Is Implementing User Analytics Right for Your Company?
Many enterprises are now using security solutions that leverage User Behavior Analytics (UBA) to combat modern security threats. Companies are now setting a definition of normal behavior, which when users deviate from, IT administrators are alerted allowing the company to follow the pre-set protocol for dealing with security threats.
With security threats becoming more and more sophisticated, companies and enterprises are moving away from traditionally security measures which were based on protocol analysis and virus signatures. Instead, companies are not implementing security solutions that analyze user behavior. So rather than focusing only on malware, viruses or stopping hackers, UBA focuses on actions and behavior performed by users and how far they diverge from “normal” behavior. There are several reasons why companies are choosing to implement UBAs, especially as more and more enterprises migrate their infrastructure to the cloud.
Essentially, UBAs rely on ‘anomaly detection’ – being able to sift through huge amounts of data and identify actions that do not conform to what is statistically expected of the user. In terms of security, an ‘anomaly’ may refer to network intrusions by an impostor, transmission of sensitive data across irregular channels, and an unjustifiable escalation of network privileges, to name a few. User Behavior Analytics do not only look for abundance (for example several failed login attempts), but instead look at a difference in patterns: a change in click speed or geometric patterns of the mouse movement, a change in typing speed etc. Monitoring these patterns of behavior allows for the security team to be alerted if there is a different patterns which can suggest an impostor and/or a threat.
Choosing to implement UBAs is usually made for one of two reasons:
- Reactive Investigation: something has happened or there is suspicion that something bad is about to happen, so the enterprise has cause to investigate a person or group.
- Proactive Strategy: The company or enterprise wants to improve employee productivity and/or its internal security against insider threats.
It is much easier to implement UBAs as a Reactive Investigation, as something has happened that has triggered an investigation. The latter, a Proactive Strategy, runs the risk of being slightly more complex as without a “probable cause” management may be less comfortable with collecting user activity data. For whatever reason your company is considering implementing User Behavior Analytic, the first and foremost thing to do is to define your goals. Moving forwards your may want to consider involving your employees, decide what to monitor and what data to retain and finally how to deal with an escalation and review.

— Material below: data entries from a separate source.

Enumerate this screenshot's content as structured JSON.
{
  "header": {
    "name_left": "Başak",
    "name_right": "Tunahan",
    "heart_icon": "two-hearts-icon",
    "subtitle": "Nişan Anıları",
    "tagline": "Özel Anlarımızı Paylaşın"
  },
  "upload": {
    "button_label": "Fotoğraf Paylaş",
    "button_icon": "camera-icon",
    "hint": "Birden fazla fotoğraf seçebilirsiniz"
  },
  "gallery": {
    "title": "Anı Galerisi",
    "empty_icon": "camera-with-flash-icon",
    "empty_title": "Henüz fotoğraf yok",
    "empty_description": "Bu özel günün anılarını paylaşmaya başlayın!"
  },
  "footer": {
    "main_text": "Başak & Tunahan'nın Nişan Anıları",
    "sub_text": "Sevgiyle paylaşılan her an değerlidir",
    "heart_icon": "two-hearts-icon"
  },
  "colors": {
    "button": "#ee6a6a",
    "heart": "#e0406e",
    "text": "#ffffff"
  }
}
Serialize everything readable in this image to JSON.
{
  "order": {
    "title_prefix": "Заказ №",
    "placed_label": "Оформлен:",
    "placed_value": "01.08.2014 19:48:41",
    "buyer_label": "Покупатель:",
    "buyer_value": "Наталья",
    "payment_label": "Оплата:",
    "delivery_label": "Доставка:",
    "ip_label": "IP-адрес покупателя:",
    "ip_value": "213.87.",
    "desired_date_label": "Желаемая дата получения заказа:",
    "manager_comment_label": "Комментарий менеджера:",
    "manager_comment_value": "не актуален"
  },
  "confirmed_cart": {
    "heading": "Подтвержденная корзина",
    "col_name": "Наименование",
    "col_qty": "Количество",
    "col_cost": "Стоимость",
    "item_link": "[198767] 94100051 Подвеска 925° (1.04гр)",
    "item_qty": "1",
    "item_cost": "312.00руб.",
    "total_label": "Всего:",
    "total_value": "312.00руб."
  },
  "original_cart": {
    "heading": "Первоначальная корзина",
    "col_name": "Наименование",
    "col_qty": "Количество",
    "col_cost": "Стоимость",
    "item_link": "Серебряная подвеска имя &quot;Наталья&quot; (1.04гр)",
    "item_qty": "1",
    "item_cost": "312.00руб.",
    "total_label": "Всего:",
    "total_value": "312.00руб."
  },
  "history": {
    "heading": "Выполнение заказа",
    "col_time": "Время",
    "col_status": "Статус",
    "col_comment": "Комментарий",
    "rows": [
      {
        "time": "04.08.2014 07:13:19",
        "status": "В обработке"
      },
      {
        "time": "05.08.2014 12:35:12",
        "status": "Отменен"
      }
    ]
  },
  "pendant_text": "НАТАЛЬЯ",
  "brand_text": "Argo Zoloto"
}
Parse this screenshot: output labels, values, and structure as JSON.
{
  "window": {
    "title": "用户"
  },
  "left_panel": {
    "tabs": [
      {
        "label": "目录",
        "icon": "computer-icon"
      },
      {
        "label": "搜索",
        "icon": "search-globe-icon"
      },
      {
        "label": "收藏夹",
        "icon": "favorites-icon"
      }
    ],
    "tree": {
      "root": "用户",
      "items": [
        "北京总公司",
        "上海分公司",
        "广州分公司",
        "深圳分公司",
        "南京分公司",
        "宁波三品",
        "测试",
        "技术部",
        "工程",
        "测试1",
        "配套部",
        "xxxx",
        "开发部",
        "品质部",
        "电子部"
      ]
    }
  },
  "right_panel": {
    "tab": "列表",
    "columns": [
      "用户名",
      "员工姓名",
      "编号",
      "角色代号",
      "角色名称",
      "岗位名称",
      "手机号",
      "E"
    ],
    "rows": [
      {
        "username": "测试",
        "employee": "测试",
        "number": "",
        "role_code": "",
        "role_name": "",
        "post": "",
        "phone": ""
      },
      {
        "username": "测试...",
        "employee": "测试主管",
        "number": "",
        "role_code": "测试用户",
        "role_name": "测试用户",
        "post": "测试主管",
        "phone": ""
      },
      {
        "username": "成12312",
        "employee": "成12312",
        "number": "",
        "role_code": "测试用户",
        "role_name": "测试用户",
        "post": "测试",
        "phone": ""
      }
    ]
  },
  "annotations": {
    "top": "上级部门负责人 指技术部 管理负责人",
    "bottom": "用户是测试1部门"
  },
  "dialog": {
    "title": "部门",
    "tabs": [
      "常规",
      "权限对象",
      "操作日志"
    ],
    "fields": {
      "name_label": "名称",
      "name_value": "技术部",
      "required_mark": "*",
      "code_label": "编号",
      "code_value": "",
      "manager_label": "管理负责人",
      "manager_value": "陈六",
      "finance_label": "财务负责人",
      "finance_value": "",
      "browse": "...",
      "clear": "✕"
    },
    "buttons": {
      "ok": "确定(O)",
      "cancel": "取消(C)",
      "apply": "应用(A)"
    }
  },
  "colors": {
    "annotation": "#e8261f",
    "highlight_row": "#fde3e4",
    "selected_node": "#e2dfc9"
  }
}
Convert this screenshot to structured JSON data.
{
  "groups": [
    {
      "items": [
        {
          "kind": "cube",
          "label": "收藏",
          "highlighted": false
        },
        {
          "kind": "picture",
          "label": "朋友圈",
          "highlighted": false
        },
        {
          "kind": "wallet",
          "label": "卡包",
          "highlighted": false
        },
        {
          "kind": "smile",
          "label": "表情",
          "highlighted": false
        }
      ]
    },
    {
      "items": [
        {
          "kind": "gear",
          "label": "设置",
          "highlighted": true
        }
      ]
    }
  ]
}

Having effective UBA in place means user behavior and legitimate process can be tracked, so if and when there is a security breach or threat, it can be detected early on, not once it is too late. If your network has private and confidential information that you wouldn’t like to get out, then implementing UBA can at the least ensure rapid detection and a fast response to the threat.
UBAs are also used to track employee productivity. Businesses and individuals alike are using this kind of software to help analyze paths to work completion. Using UBAs allows managers to see how their assistants or executives work throughout the day, which projects they are spending the most amount of time on and when they become the most distracted. Introducing UBAs to your company to improve employee productivity can provide an insight into what employees are spending the most amount of time on and whether that is relative to their role and the company’s ROI.
For example, if your Graphic Designer is spending more time on Excel spreadsheets than on InDesign or Photoshop, then chances are their skills are not being adequately used and more importantly they may be unhappy in their role. After all, hiring a Graphic Designer to spend all day on spreadsheets is not going to fulfill them. This can lead to even more procrastination and a further loss in your company’s ROI. With data to back up where employees are spending the most amount of time, work can be distributed or managed differently to ensure employees are using their time effectively.